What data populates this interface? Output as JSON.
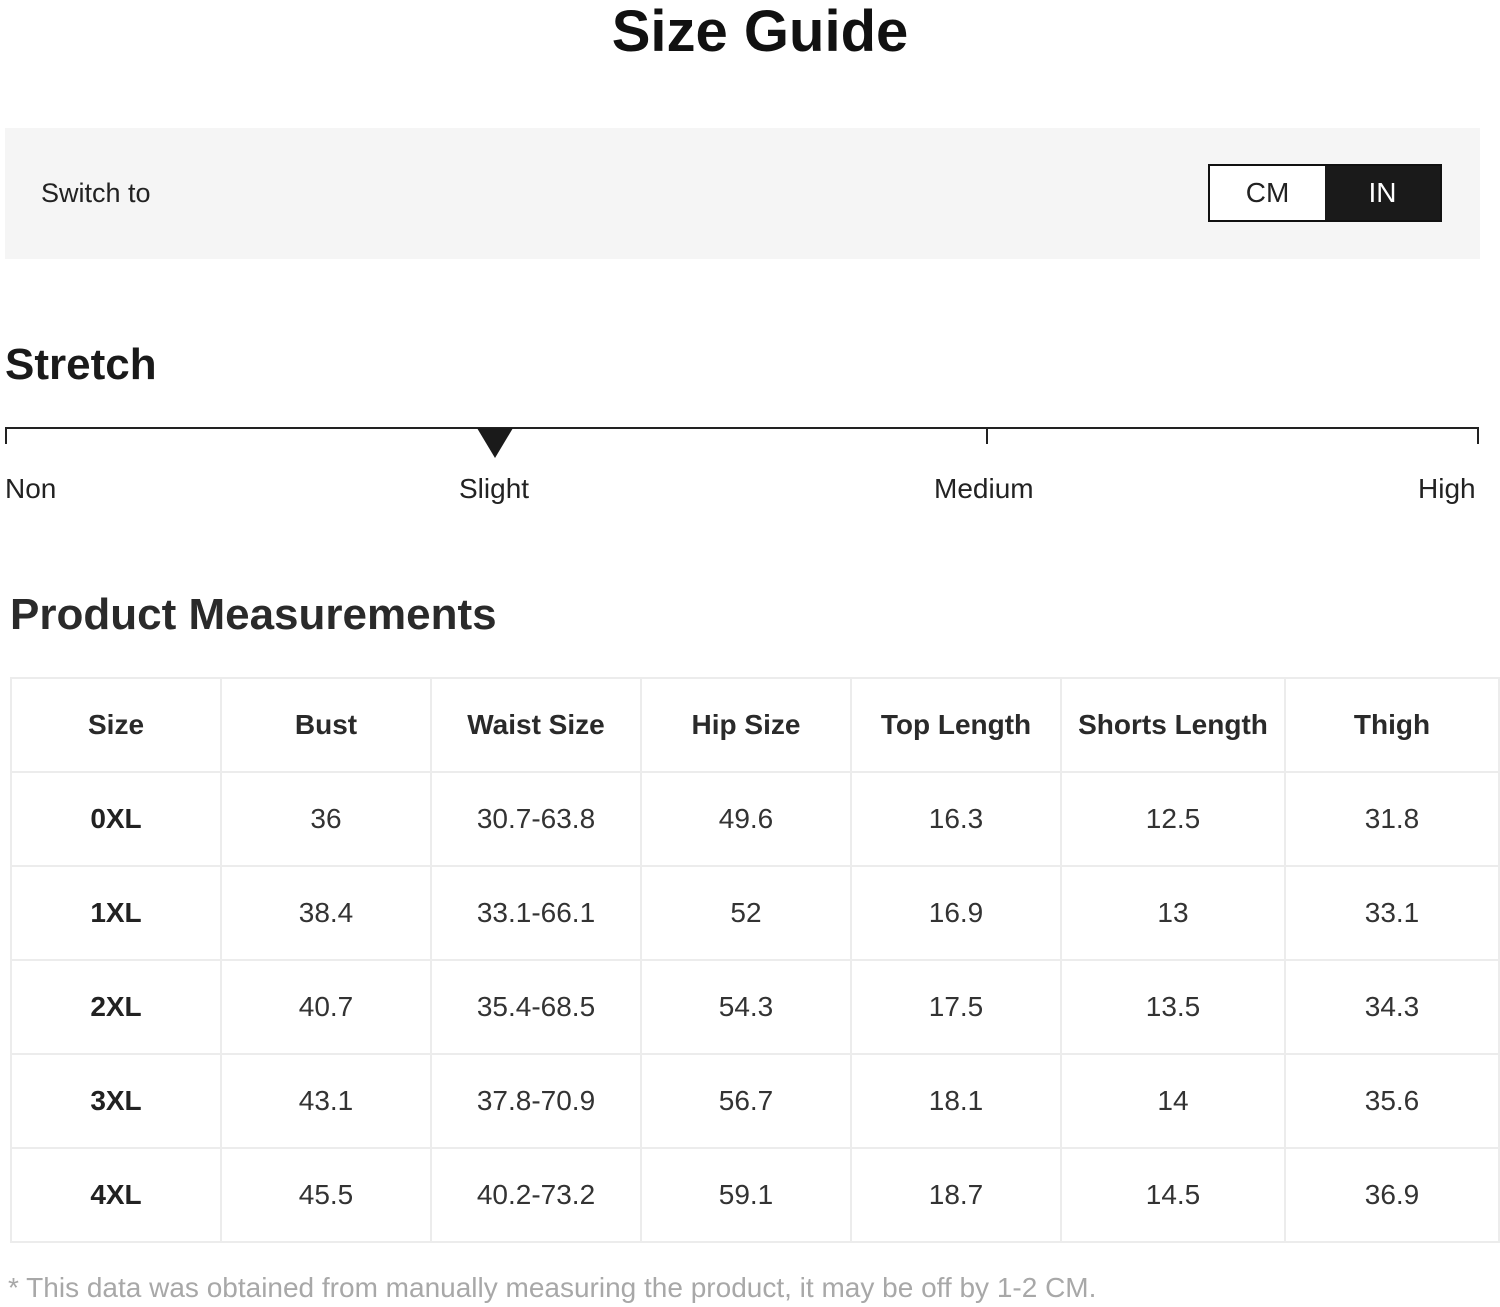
{
  "page_title": "Size Guide",
  "unit_switch": {
    "label": "Switch to",
    "options": [
      "CM",
      "IN"
    ],
    "selected": "IN"
  },
  "stretch": {
    "title": "Stretch",
    "levels": [
      "Non",
      "Slight",
      "Medium",
      "High"
    ],
    "selected": "Slight"
  },
  "measurements": {
    "title": "Product Measurements",
    "columns": [
      "Size",
      "Bust",
      "Waist Size",
      "Hip Size",
      "Top Length",
      "Shorts Length",
      "Thigh"
    ],
    "rows": [
      [
        "0XL",
        "36",
        "30.7-63.8",
        "49.6",
        "16.3",
        "12.5",
        "31.8"
      ],
      [
        "1XL",
        "38.4",
        "33.1-66.1",
        "52",
        "16.9",
        "13",
        "33.1"
      ],
      [
        "2XL",
        "40.7",
        "35.4-68.5",
        "54.3",
        "17.5",
        "13.5",
        "34.3"
      ],
      [
        "3XL",
        "43.1",
        "37.8-70.9",
        "56.7",
        "18.1",
        "14",
        "35.6"
      ],
      [
        "4XL",
        "45.5",
        "40.2-73.2",
        "59.1",
        "18.7",
        "14.5",
        "36.9"
      ]
    ]
  },
  "footnote": "* This data was obtained from manually measuring the product, it may be off by 1-2 CM."
}
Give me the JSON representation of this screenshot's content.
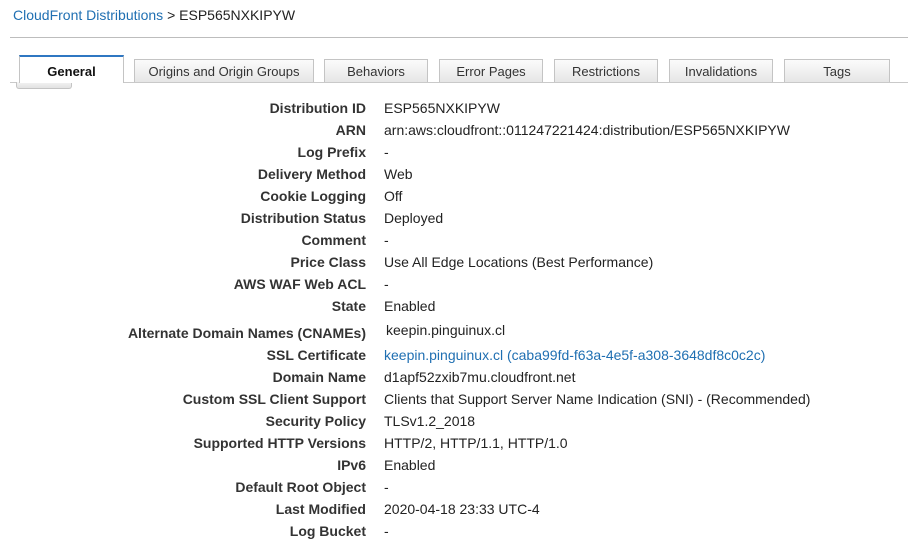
{
  "breadcrumb": {
    "parent": "CloudFront Distributions",
    "separator": ">",
    "current": "ESP565NXKIPYW"
  },
  "tabs": [
    {
      "label": "General",
      "active": true
    },
    {
      "label": "Origins and Origin Groups",
      "active": false
    },
    {
      "label": "Behaviors",
      "active": false
    },
    {
      "label": "Error Pages",
      "active": false
    },
    {
      "label": "Restrictions",
      "active": false
    },
    {
      "label": "Invalidations",
      "active": false
    },
    {
      "label": "Tags",
      "active": false
    }
  ],
  "details": [
    {
      "label": "Distribution ID",
      "value": "ESP565NXKIPYW"
    },
    {
      "label": "ARN",
      "value": "arn:aws:cloudfront::011247221424:distribution/ESP565NXKIPYW"
    },
    {
      "label": "Log Prefix",
      "value": "-"
    },
    {
      "label": "Delivery Method",
      "value": "Web"
    },
    {
      "label": "Cookie Logging",
      "value": "Off"
    },
    {
      "label": "Distribution Status",
      "value": "Deployed"
    },
    {
      "label": "Comment",
      "value": "-"
    },
    {
      "label": "Price Class",
      "value": "Use All Edge Locations (Best Performance)"
    },
    {
      "label": "AWS WAF Web ACL",
      "value": "-"
    },
    {
      "label": "State",
      "value": "Enabled"
    },
    {
      "label": "Alternate Domain Names (CNAMEs)",
      "value": "keepin.pinguinux.cl"
    },
    {
      "label": "SSL Certificate",
      "value": "keepin.pinguinux.cl (caba99fd-f63a-4e5f-a308-3648df8c0c2c)"
    },
    {
      "label": "Domain Name",
      "value": "d1apf52zxib7mu.cloudfront.net"
    },
    {
      "label": "Custom SSL Client Support",
      "value": "Clients that Support Server Name Indication (SNI) - (Recommended)"
    },
    {
      "label": "Security Policy",
      "value": "TLSv1.2_2018"
    },
    {
      "label": "Supported HTTP Versions",
      "value": "HTTP/2, HTTP/1.1, HTTP/1.0"
    },
    {
      "label": "IPv6",
      "value": "Enabled"
    },
    {
      "label": "Default Root Object",
      "value": "-"
    },
    {
      "label": "Last Modified",
      "value": "2020-04-18 23:33 UTC-4"
    },
    {
      "label": "Log Bucket",
      "value": "-"
    }
  ],
  "colors": {
    "link": "#1f6fb2",
    "active_tab_accent": "#2f77c2"
  }
}
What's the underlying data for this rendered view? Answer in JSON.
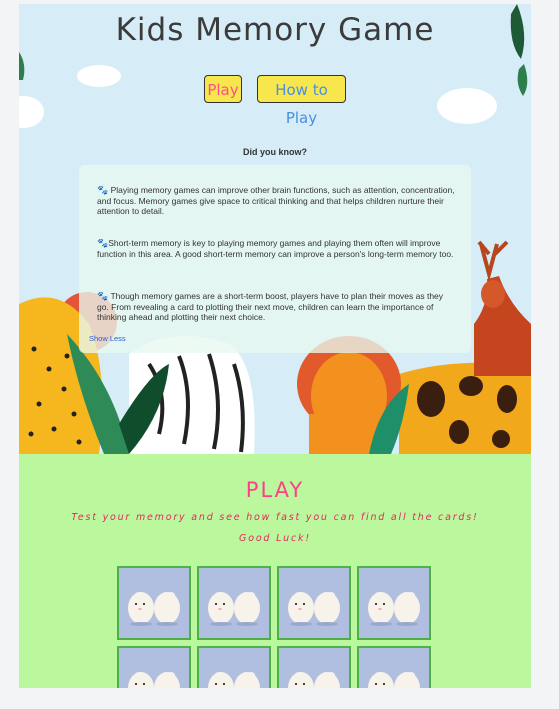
{
  "header": {
    "title": "Kids Memory Game",
    "play_button": "Play",
    "how_button": "How to Play"
  },
  "facts_section": {
    "heading": "Did you know?",
    "paw_icon": "🐾",
    "facts": [
      "Playing memory games can improve other brain functions, such as attention, concentration, and focus. Memory games give space to critical thinking and that helps children nurture their attention to detail.",
      "Short-term memory is key to playing memory games and playing them often will improve function in this area. A good short-term memory can improve a person's long-term memory too.",
      "Though memory games are a short-term boost, players have to plan their moves as they go. From revealing a card to plotting their next move, children can learn the importance of thinking ahead and plotting their next choice."
    ],
    "toggle_link": "Show Less"
  },
  "play_section": {
    "heading": "PLAY",
    "subtitle": "Test your memory and see how fast you can find all the cards!",
    "good_luck": "Good Luck!",
    "card_back_icon": "hamster-pair-icon",
    "visible_cards": 8
  },
  "colors": {
    "sky": "#d6ecf7",
    "play_bg": "#bbf79c",
    "button_yellow": "#f7e64c",
    "pink_text": "#ff3f88",
    "card_back": "#b0bee0",
    "card_border": "#4fb04a"
  }
}
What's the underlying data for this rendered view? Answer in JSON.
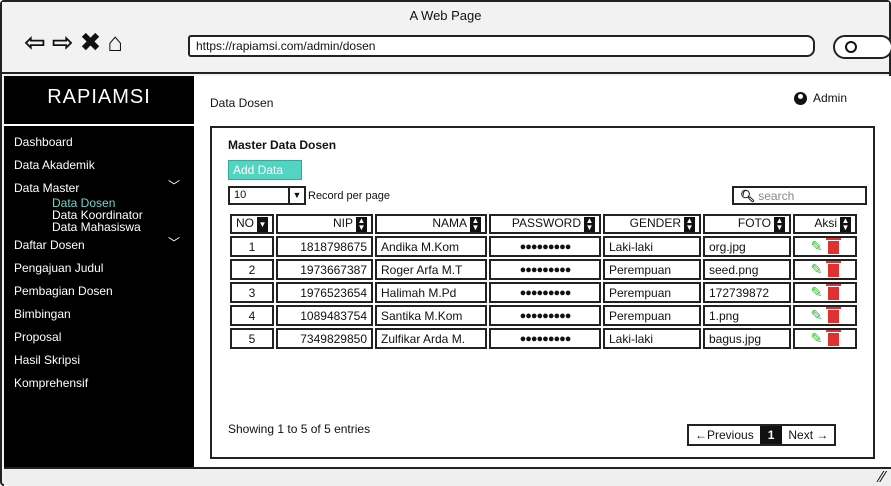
{
  "window": {
    "title": "A Web Page",
    "url": "https://rapiamsi.com/admin/dosen"
  },
  "brand": "RAPIAMSI",
  "menu": [
    {
      "label": "Dashboard"
    },
    {
      "label": "Data Akademik"
    },
    {
      "label": "Data Master",
      "sub": [
        "Data Dosen",
        "Data Koordinator",
        "Data Mahasiswa"
      ]
    },
    {
      "label": "Daftar Dosen"
    },
    {
      "label": "Pengajuan Judul"
    },
    {
      "label": "Pembagian Dosen"
    },
    {
      "label": "Bimbingan"
    },
    {
      "label": "Proposal"
    },
    {
      "label": "Hasil Skripsi"
    },
    {
      "label": "Komprehensif"
    }
  ],
  "header": {
    "breadcrumb": "Data Dosen",
    "user": "Admin"
  },
  "card": {
    "title": "Master Data Dosen",
    "add_label": "Add Data",
    "per_page_value": "10",
    "per_page_label": "Record per page",
    "search_placeholder": "search"
  },
  "table": {
    "columns": [
      "NO",
      "NIP",
      "NAMA",
      "PASSWORD",
      "GENDER",
      "FOTO",
      "Aksi"
    ],
    "rows": [
      [
        "1",
        "1818798675",
        "Andika M.Kom",
        "●●●●●●●●●",
        "Laki-laki",
        "org.jpg"
      ],
      [
        "2",
        "1973667387",
        "Roger Arfa M.T",
        "●●●●●●●●●",
        "Perempuan",
        "seed.png"
      ],
      [
        "3",
        "1976523654",
        "Halimah M.Pd",
        "●●●●●●●●●",
        "Perempuan",
        "172739872"
      ],
      [
        "4",
        "1089483754",
        "Santika M.Kom",
        "●●●●●●●●●",
        "Perempuan",
        "1.png"
      ],
      [
        "5",
        "7349829850",
        "Zulfikar Arda M.",
        "●●●●●●●●●",
        "Laki-laki",
        "bagus.jpg"
      ]
    ]
  },
  "footer": {
    "entries": "Showing 1 to 5 of 5 entries",
    "prev": "←Previous",
    "page": "1",
    "next": "Next →"
  }
}
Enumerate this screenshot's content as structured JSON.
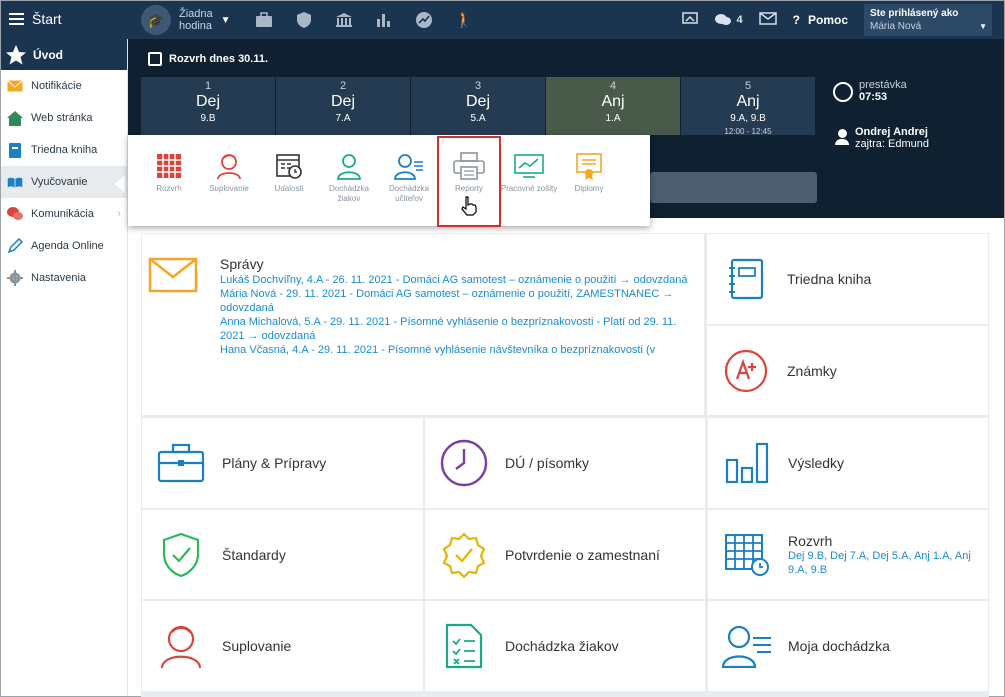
{
  "topbar": {
    "start": "Štart",
    "hodina": [
      "Žiadna",
      "hodina"
    ],
    "messages_count": "4",
    "help": "Pomoc",
    "logged_label": "Ste prihlásený ako",
    "user": "Mária Nová"
  },
  "sidebar": {
    "head": "Úvod",
    "items": [
      {
        "label": "Notifikácie",
        "icon": "envelope-icon",
        "color": "#f5a623"
      },
      {
        "label": "Web stránka",
        "icon": "house-icon",
        "color": "#2e8b57"
      },
      {
        "label": "Triedna kniha",
        "icon": "book-icon",
        "color": "#1b7fc4"
      },
      {
        "label": "Vyučovanie",
        "icon": "open-book-icon",
        "color": "#1b7fc4"
      },
      {
        "label": "Komunikácia",
        "icon": "chat-icon",
        "color": "#d9453b"
      },
      {
        "label": "Agenda Online",
        "icon": "pen-icon",
        "color": "#1b7fc4"
      },
      {
        "label": "Nastavenia",
        "icon": "gear-icon",
        "color": "#8a959e"
      }
    ]
  },
  "hero": {
    "title": "Rozvrh dnes 30.11.",
    "lessons": [
      {
        "n": "1",
        "s": "Dej",
        "c": "9.B",
        "t": ""
      },
      {
        "n": "2",
        "s": "Dej",
        "c": "7.A",
        "t": ""
      },
      {
        "n": "3",
        "s": "Dej",
        "c": "5.A",
        "t": ""
      },
      {
        "n": "4",
        "s": "Anj",
        "c": "1.A",
        "t": ""
      },
      {
        "n": "5",
        "s": "Anj",
        "c": "9.A, 9.B",
        "t": "12:00 - 12:45"
      }
    ],
    "break_label": "prestávka",
    "break_time": "07:53",
    "teacher": "Ondrej Andrej",
    "tomorrow": "zajtra: Edmund"
  },
  "popup": {
    "items": [
      "Rozvrh",
      "Suplovanie",
      "Udalosti",
      "Dochádzka žiakov",
      "Dochádzka učiteľov",
      "Reporty",
      "Pracovné zošity",
      "Diplomy"
    ]
  },
  "cards": {
    "spravy": {
      "title": "Správy",
      "messages": [
        "Lukáš Dochvíľny, 4.A - 26. 11. 2021 - Domáci AG samotest – oznámenie o použití → odovzdaná",
        "Mária Nová - 29. 11. 2021 - Domáci AG samotest – oznámenie o použití, ZAMESTNANEC → odovzdaná",
        "Anna Michalová, 5.A - 29. 11. 2021 - Písomné vyhlásenie o bezpríznakovosti - Platí od 29. 11. 2021 → odovzdaná",
        "Hana Včasná, 4.A - 29. 11. 2021 - Písomné vyhlásenie návštevníka o bezpríznakovosti (v"
      ]
    },
    "triedna": "Triedna kniha",
    "znamky": "Známky",
    "plany": "Plány & Prípravy",
    "du": "DÚ / písomky",
    "vysledky": "Výsledky",
    "standardy": "Štandardy",
    "potvrdenie": "Potvrdenie o zamestnaní",
    "rozvrh": "Rozvrh",
    "rozvrh_sub": "Dej 9.B, Dej 7.A, Dej 5.A, Anj 1.A, Anj 9.A, 9.B",
    "suplovanie": "Suplovanie",
    "dochadzka": "Dochádzka žiakov",
    "moja": "Moja dochádzka"
  }
}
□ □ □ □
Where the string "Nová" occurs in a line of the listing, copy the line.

    "user": "Mária Nová"
        "Mária Nová - 29. 11. 2021 - Domáci AG samotest – oznámenie o použití, ZAMESTNANEC → odovzdaná",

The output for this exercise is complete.